Component data from apps and pages
- Opening Delimiter -
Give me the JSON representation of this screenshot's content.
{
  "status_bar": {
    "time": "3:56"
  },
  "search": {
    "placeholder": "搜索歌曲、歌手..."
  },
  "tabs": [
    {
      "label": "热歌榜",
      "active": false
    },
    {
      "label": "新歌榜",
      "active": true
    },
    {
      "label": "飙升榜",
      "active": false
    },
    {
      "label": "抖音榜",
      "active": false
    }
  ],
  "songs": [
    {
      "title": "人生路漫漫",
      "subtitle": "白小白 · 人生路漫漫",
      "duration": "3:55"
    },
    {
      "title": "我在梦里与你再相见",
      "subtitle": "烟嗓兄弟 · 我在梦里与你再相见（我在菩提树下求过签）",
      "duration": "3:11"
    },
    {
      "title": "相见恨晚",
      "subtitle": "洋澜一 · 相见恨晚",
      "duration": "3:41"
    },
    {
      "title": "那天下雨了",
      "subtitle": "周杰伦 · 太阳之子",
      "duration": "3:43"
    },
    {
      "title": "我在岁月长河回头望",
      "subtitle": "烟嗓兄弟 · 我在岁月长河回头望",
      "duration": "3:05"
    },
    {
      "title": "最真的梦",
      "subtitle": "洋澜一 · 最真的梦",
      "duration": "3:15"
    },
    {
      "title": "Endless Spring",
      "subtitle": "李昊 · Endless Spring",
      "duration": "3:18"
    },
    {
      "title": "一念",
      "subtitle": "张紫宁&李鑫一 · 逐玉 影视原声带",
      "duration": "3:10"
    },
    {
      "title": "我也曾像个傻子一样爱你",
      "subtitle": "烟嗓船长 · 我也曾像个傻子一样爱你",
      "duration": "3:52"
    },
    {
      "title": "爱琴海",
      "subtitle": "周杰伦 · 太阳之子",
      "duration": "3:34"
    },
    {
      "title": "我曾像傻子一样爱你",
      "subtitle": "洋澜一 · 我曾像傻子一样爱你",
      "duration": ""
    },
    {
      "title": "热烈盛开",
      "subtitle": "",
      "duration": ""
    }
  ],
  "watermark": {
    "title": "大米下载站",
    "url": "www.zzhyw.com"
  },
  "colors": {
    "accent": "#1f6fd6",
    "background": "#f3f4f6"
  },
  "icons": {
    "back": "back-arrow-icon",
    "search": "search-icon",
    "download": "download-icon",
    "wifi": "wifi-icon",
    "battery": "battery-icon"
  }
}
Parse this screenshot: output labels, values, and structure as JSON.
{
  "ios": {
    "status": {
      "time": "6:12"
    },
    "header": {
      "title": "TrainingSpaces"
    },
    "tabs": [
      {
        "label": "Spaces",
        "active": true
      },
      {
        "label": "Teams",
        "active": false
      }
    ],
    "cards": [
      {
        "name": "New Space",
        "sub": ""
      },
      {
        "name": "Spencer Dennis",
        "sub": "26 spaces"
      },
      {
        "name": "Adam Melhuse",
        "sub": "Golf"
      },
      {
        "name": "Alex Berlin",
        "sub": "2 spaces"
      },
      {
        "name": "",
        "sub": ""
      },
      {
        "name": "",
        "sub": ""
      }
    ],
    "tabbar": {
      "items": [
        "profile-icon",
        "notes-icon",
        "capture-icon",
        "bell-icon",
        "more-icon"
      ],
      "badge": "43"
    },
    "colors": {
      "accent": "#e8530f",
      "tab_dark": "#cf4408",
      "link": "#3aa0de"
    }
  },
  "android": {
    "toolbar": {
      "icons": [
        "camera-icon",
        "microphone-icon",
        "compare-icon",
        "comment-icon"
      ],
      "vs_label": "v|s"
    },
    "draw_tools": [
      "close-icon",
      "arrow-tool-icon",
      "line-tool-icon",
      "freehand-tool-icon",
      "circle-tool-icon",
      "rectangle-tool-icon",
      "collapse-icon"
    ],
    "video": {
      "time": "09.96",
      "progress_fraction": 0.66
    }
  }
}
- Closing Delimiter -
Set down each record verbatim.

*WRITTEN SOLUTION*
Give me the JSON representation of this screenshot's content.
{
  "status_bar": {
    "time": "3:56"
  },
  "search": {
    "placeholder": "搜索歌曲、歌手..."
  },
  "tabs": [
    {
      "label": "热歌榜",
      "active": false
    },
    {
      "label": "新歌榜",
      "active": true
    },
    {
      "label": "飙升榜",
      "active": false
    },
    {
      "label": "抖音榜",
      "active": false
    }
  ],
  "songs": [
    {
      "title": "人生路漫漫",
      "subtitle": "白小白 · 人生路漫漫",
      "duration": "3:55"
    },
    {
      "title": "我在梦里与你再相见",
      "subtitle": "烟嗓兄弟 · 我在梦里与你再相见（我在菩提树下求过签）",
      "duration": "3:11"
    },
    {
      "title": "相见恨晚",
      "subtitle": "洋澜一 · 相见恨晚",
      "duration": "3:41"
    },
    {
      "title": "那天下雨了",
      "subtitle": "周杰伦 · 太阳之子",
      "duration": "3:43"
    },
    {
      "title": "我在岁月长河回头望",
      "subtitle": "烟嗓兄弟 · 我在岁月长河回头望",
      "duration": "3:05"
    },
    {
      "title": "最真的梦",
      "subtitle": "洋澜一 · 最真的梦",
      "duration": "3:15"
    },
    {
      "title": "Endless Spring",
      "subtitle": "李昊 · Endless Spring",
      "duration": "3:18"
    },
    {
      "title": "一念",
      "subtitle": "张紫宁&李鑫一 · 逐玉 影视原声带",
      "duration": "3:10"
    },
    {
      "title": "我也曾像个傻子一样爱你",
      "subtitle": "烟嗓船长 · 我也曾像个傻子一样爱你",
      "duration": "3:52"
    },
    {
      "title": "爱琴海",
      "subtitle": "周杰伦 · 太阳之子",
      "duration": "3:34"
    },
    {
      "title": "我曾像傻子一样爱你",
      "subtitle": "洋澜一 · 我曾像傻子一样爱你",
      "duration": ""
    },
    {
      "title": "热烈盛开",
      "subtitle": "",
      "duration": ""
    }
  ],
  "watermark": {
    "title": "大米下载站",
    "url": "www.zzhyw.com"
  },
  "colors": {
    "accent": "#1f6fd6",
    "background": "#f3f4f6"
  },
  "icons": {
    "back": "back-arrow-icon",
    "search": "search-icon",
    "download": "download-icon",
    "wifi": "wifi-icon",
    "battery": "battery-icon"
  }
}
Parse this screenshot: output labels, values, and structure as JSON.
{
  "ios": {
    "status": {
      "time": "6:12"
    },
    "header": {
      "title": "TrainingSpaces"
    },
    "tabs": [
      {
        "label": "Spaces",
        "active": true
      },
      {
        "label": "Teams",
        "active": false
      }
    ],
    "cards": [
      {
        "name": "New Space",
        "sub": ""
      },
      {
        "name": "Spencer Dennis",
        "sub": "26 spaces"
      },
      {
        "name": "Adam Melhuse",
        "sub": "Golf"
      },
      {
        "name": "Alex Berlin",
        "sub": "2 spaces"
      },
      {
        "name": "",
        "sub": ""
      },
      {
        "name": "",
        "sub": ""
      }
    ],
    "tabbar": {
      "items": [
        "profile-icon",
        "notes-icon",
        "capture-icon",
        "bell-icon",
        "more-icon"
      ],
      "badge": "43"
    },
    "colors": {
      "accent": "#e8530f",
      "tab_dark": "#cf4408",
      "link": "#3aa0de"
    }
  },
  "android": {
    "toolbar": {
      "icons": [
        "camera-icon",
        "microphone-icon",
        "compare-icon",
        "comment-icon"
      ],
      "vs_label": "v|s"
    },
    "draw_tools": [
      "close-icon",
      "arrow-tool-icon",
      "line-tool-icon",
      "freehand-tool-icon",
      "circle-tool-icon",
      "rectangle-tool-icon",
      "collapse-icon"
    ],
    "video": {
      "time": "09.96",
      "progress_fraction": 0.66
    }
  }
}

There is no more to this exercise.